To ensure that the balance of value between the two companies is level, FCA will be paying a $6.12billion special dividend to their shareholders. However, PSA will be distributing their 46% stake in components supplier Faurecia to its investors.

FCA is also working on a separation of its equity in Italian robot-making company Comau. Both companies will also be paying out a $1.22 billion dividend and once the merger has been completed FCA investors will receive one share each while PSA shareholders will each receive 1.742 shares.

Jefferies analyst Philippe Houchois confirmed the final terms would be “slightly improved” for PSA shareholders while the shares will be listed in New York, Paris and Milan. There will also be a seven-year period in which the group’s biggest investors – BPI, Dongfeng (which has agreed to drop their stake to just 4.5% meaning they will not be able to have a seat on the board), Exor and the Peugeot family – must keep their shareholding.

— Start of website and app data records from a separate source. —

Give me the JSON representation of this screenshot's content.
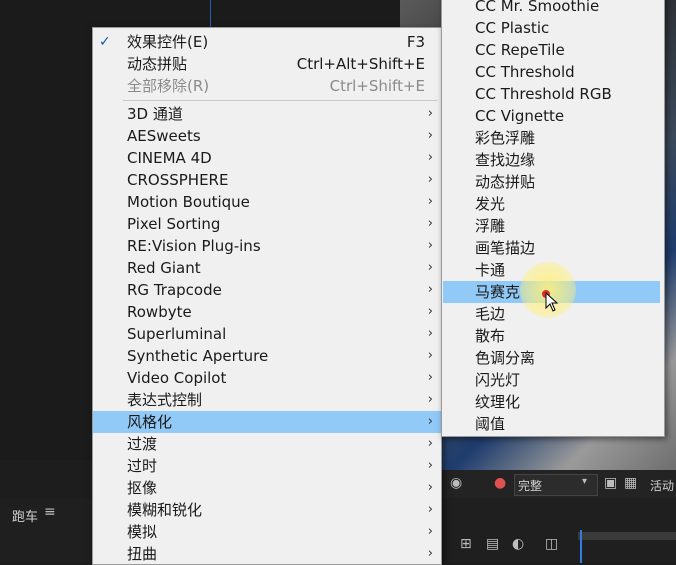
{
  "left_menu": {
    "items": [
      {
        "label": "效果控件(E)",
        "shortcut": "F3",
        "checked": true
      },
      {
        "label": "动态拼贴",
        "shortcut": "Ctrl+Alt+Shift+E"
      },
      {
        "label": "全部移除(R)",
        "shortcut": "Ctrl+Shift+E",
        "disabled": true
      },
      {
        "label": "3D 通道",
        "submenu": true
      },
      {
        "label": "AESweets",
        "submenu": true
      },
      {
        "label": "CINEMA 4D",
        "submenu": true
      },
      {
        "label": "CROSSPHERE",
        "submenu": true
      },
      {
        "label": "Motion Boutique",
        "submenu": true
      },
      {
        "label": "Pixel Sorting",
        "submenu": true
      },
      {
        "label": "RE:Vision Plug-ins",
        "submenu": true
      },
      {
        "label": "Red Giant",
        "submenu": true
      },
      {
        "label": "RG Trapcode",
        "submenu": true
      },
      {
        "label": "Rowbyte",
        "submenu": true
      },
      {
        "label": "Superluminal",
        "submenu": true
      },
      {
        "label": "Synthetic Aperture",
        "submenu": true
      },
      {
        "label": "Video Copilot",
        "submenu": true
      },
      {
        "label": "表达式控制",
        "submenu": true
      },
      {
        "label": "风格化",
        "submenu": true,
        "highlighted": true
      },
      {
        "label": "过渡",
        "submenu": true
      },
      {
        "label": "过时",
        "submenu": true
      },
      {
        "label": "抠像",
        "submenu": true
      },
      {
        "label": "模糊和锐化",
        "submenu": true
      },
      {
        "label": "模拟",
        "submenu": true
      },
      {
        "label": "扭曲",
        "submenu": true
      }
    ],
    "check_glyph": "✓",
    "arrow_glyph": "›"
  },
  "sub_menu": {
    "items": [
      {
        "label": "CC Mr. Smoothie"
      },
      {
        "label": "CC Plastic"
      },
      {
        "label": "CC RepeTile"
      },
      {
        "label": "CC Threshold"
      },
      {
        "label": "CC Threshold RGB"
      },
      {
        "label": "CC Vignette"
      },
      {
        "label": "彩色浮雕"
      },
      {
        "label": "查找边缘"
      },
      {
        "label": "动态拼贴"
      },
      {
        "label": "发光"
      },
      {
        "label": "浮雕"
      },
      {
        "label": "画笔描边"
      },
      {
        "label": "卡通"
      },
      {
        "label": "马赛克",
        "highlighted": true
      },
      {
        "label": "毛边"
      },
      {
        "label": "散布"
      },
      {
        "label": "色调分离"
      },
      {
        "label": "闪光灯"
      },
      {
        "label": "纹理化"
      },
      {
        "label": "阈值"
      }
    ]
  },
  "bottom_bar": {
    "panel_tab": "跑车",
    "quality_select": "完整",
    "active_label": "活动"
  },
  "colors": {
    "menu_bg": "#f0f0f0",
    "highlight": "#91c9f7",
    "app_bg": "#1d1d1d"
  }
}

While the new name of the company has yet to be announced, FCA Chief Executive Mike Manley confirms, “this is a union of two companies with incredible brands and a skilled and dedicated workforce. Both have faced the toughest of times and have emerged as agile, smart, formidable competitors.”